Nigerians trying to access several COVID-19 relief funds last year lost N2.75 billion to fraudsters as data released by the Nigeria Inter Bank Settlement System (NIBSS) the custodian of banking sector data, showed that 68 percent of fraud perpetuated in the third quarter of last year was through social engineering.
Social engineering is when fraudsters trick individuals to reveal personal data that could be used to access their bank accounts. Fraudsters had taken advantage of the several government social intervention funds aimed at relieving the impact of the COVID-19 pandemic on Nigerians to rob them of their funds.
Last year, fraudsters had sent messages via WhatsApp and text messages telling people to fill a form to be a recipient of some of the funds being disbursed. Also the federal government N-Power website had been cloned as individuals filled out sensitive information on phoney websites.
All these alongside the phishing emails and text messages had culminated in increased loss to fraud last year. According to data from NIBSS, attempted fraud value rose by 44 per cent in the third quarter of 2020 compared to Q3 2019, while actual loss value for Q3 2020 rose by 500 per cent compared to Q3 2019.
In Q3 2019, there was 10,692 attempted fraud with a value of N1.09 billion, while actual loss was N552 million. The figure however rose to 16,988 attempted fraud with a value of N3.5 billion of which actual loss to fraudsters was N3.35 billion.

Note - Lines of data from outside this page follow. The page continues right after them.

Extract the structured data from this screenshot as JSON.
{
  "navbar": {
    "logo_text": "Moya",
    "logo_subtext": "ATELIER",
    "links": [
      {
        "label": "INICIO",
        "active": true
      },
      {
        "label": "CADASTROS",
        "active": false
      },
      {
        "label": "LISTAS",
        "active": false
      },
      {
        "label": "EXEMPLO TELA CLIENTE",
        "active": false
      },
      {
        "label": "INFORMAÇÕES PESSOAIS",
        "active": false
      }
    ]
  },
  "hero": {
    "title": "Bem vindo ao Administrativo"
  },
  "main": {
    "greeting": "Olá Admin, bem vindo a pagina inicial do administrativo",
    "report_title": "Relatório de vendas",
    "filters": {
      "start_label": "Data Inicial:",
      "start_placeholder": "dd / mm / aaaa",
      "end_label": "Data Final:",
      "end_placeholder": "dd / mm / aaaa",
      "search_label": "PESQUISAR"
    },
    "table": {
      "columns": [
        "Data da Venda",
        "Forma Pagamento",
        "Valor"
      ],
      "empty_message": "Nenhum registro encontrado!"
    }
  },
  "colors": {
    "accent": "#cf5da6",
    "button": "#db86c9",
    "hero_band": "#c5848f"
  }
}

The report showed that social engineering is still a preferred and successful technique employed by fraudsters as a total of 11,589 cases were reported to have been carried out using various social engineering techniques resulting in N42.755 billion fraud loss value for Q3,2020. This makes up for 68 per cent of the entire fraud volume and value for the Q3 2020.
In comparison to Q3 2019 fraud volume across fraud techniques such as lack of second factor authentication, robbery and lost cards decreased in volumes, while social engineering creased by 144 per cent for Q3 2020.
As with the first half of the year, the highest losses to fraud were recorded on the web channel in Q3, 2020 with a percentage fraud volume of 35.5 per cent from the total fraud volume recorded. The mobile channel with a loss of N410 million made up 11.7 per cent of the entire fraud loss values in Q3 2020. Trend from start of year till date shows that the web and mobile channels are viable mediums for exponential fraudulent gains.
The highest fraud loss values reported for the two consecutive quarters Q2 and Q3 2120 were on the web channel each making up 71.42 per cent and 68per cent respectively from the entire loss values reported. Fraud volume on mobile in Q3 2020 decreased by 5 per cent when compared to Q2 2020. Overall fraud volume and value decreased across all channels in Q3 2020.
Meanwhile, the report revealed that online gambling, and betting has grown to be the preferred means of fraud proceed utilisation. Reasons for growing preference by fraudsters is the minimal customer KYC requirements for onboarding, authentication and the option for immediate cash-outs which can be difficult to trace. This medium according to NIBSS has become lucrative for fraudsters to cart away stolen funds.
To mitigate against the use of these channels by fraudsters, NIBSS recommended that relevant stakeholders should ensure compliance to KYC requirements for opening wallet accounts. “Online gaming operators carrying out additional KYC on their customers to ensure adequate details are captured traceable to gamer plus restrictions on cash-outs,” it stated.